The Maxwell family has agreed to donate The Echo to a new nonprofit corporation.  I will not own the newspaper.  The Oglethorpe Echo Legacy Inc. will.

Initially, I will serve as its chairman of the board.  The governing body will be a diverse board of directors, chosen from Oglethorpe County citizens.  We will all be volunteers.  We plan to appoint a youth board of advisers, too.  If the newspaper’s legacy is to flourish, the collective support and guidance of multiple generations is essential.

            While the new company is going to be a nonprofit corporation, that doesn’t mean The Echo doesn’t have to worry about being a sound business entity.  No, no.  The newspaper, more than ever, will need advertising and readers.  The nonprofit status allows tax-deductible donations to help cover the expenses.  Please read Amy Stone’s column in this edition.

            After my initial talk with Ralph, I wondered how The Echo could fill its news hole.  A call to UGA’s Henry W. Grady College of Journalism and Mass Communications answered that question.  Dean Charles Davis endorsed the idea of using your newspaper as a laboratory for senior journalism students to gain real-life experience.  Instructor Andy Johnston, a veteran newspaperman, will mentor the student reporters, photographers and graphic artists.  I will serve as an adviser, too.  We’ll still need community volunteers for photos and articles.

            Dozens of you have asked, “How can I help?”  In three words: Subscribe and advertise.  And encourage others to do so as well.  Your word-of-mouth promotion is vital.  Consider yourself on the team.  Teamwork really works.  

            Soon we will announce the formation of Friends of The Echo.  We will be asking for volunteers to help keep office open, answer the telephone and serve as goodwill ambassadors for The Oglethorpe Echo.  Even if you can’t contribute financially, we’ll welcome your donated time and energies.

            The ultimate plan is to have a senior “capstone class” from the Grady College to be assigned to The Echo.  That won’t happen until next semester.

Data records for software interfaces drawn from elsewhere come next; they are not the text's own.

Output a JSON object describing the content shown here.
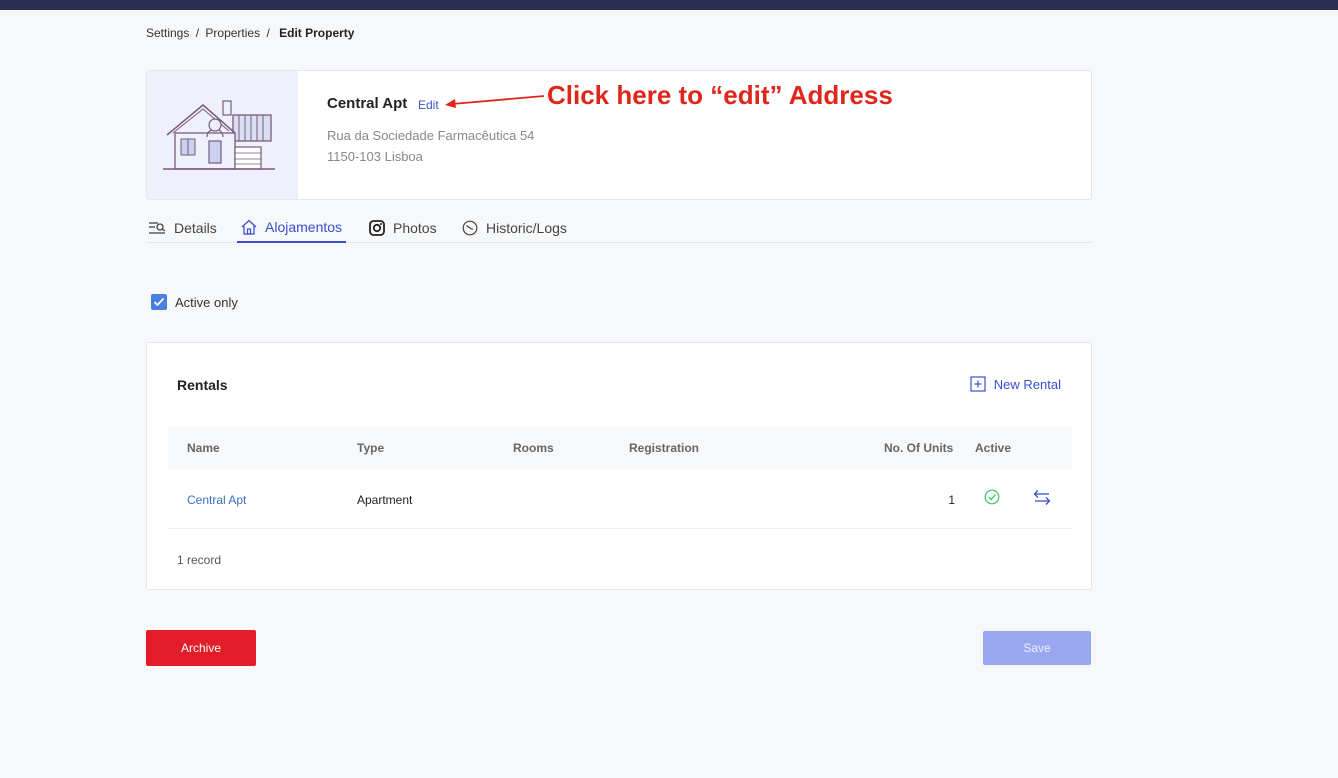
{
  "breadcrumb": {
    "items": [
      "Settings",
      "Properties"
    ],
    "separator": "/",
    "current": "Edit Property"
  },
  "property": {
    "name": "Central Apt",
    "edit_label": "Edit",
    "address_line1": "Rua da Sociedade Farmacêutica 54",
    "address_line2": "1150-103 Lisboa"
  },
  "annotation": {
    "text": "Click here to “edit” Address",
    "color": "#e0261b"
  },
  "tabs": [
    {
      "label": "Details",
      "icon": "details-icon"
    },
    {
      "label": "Alojamentos",
      "icon": "home-icon",
      "active": true
    },
    {
      "label": "Photos",
      "icon": "instagram-icon"
    },
    {
      "label": "Historic/Logs",
      "icon": "history-icon"
    }
  ],
  "filter": {
    "active_only_label": "Active only",
    "active_only_checked": true
  },
  "rentals": {
    "title": "Rentals",
    "new_button_label": "New Rental",
    "columns": [
      "Name",
      "Type",
      "Rooms",
      "Registration",
      "No. Of Units",
      "Active"
    ],
    "rows": [
      {
        "name": "Central Apt",
        "type": "Apartment",
        "rooms": "",
        "registration": "",
        "units": "1",
        "active": true
      }
    ],
    "record_count": "1 record"
  },
  "actions": {
    "archive_label": "Archive",
    "save_label": "Save"
  },
  "colors": {
    "accent": "#3a4fcf",
    "danger": "#e11d2a",
    "save_disabled": "#9aa7f2",
    "topbar": "#2b2f52"
  }
}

In the interim, a team of student interns will form a bridge from Nov. 1 until mid-January 2022.  Be assured there will be some growing pains, so we ask for your patience and understanding.

            Yes, we still have a list of unanswered questions. 

            Stand by.  The answers are forthcoming.

            In the meantime, we heard you.

            You want your newspaper.

            Together, we can make that happen.

            Thank you, Oglethorpe County.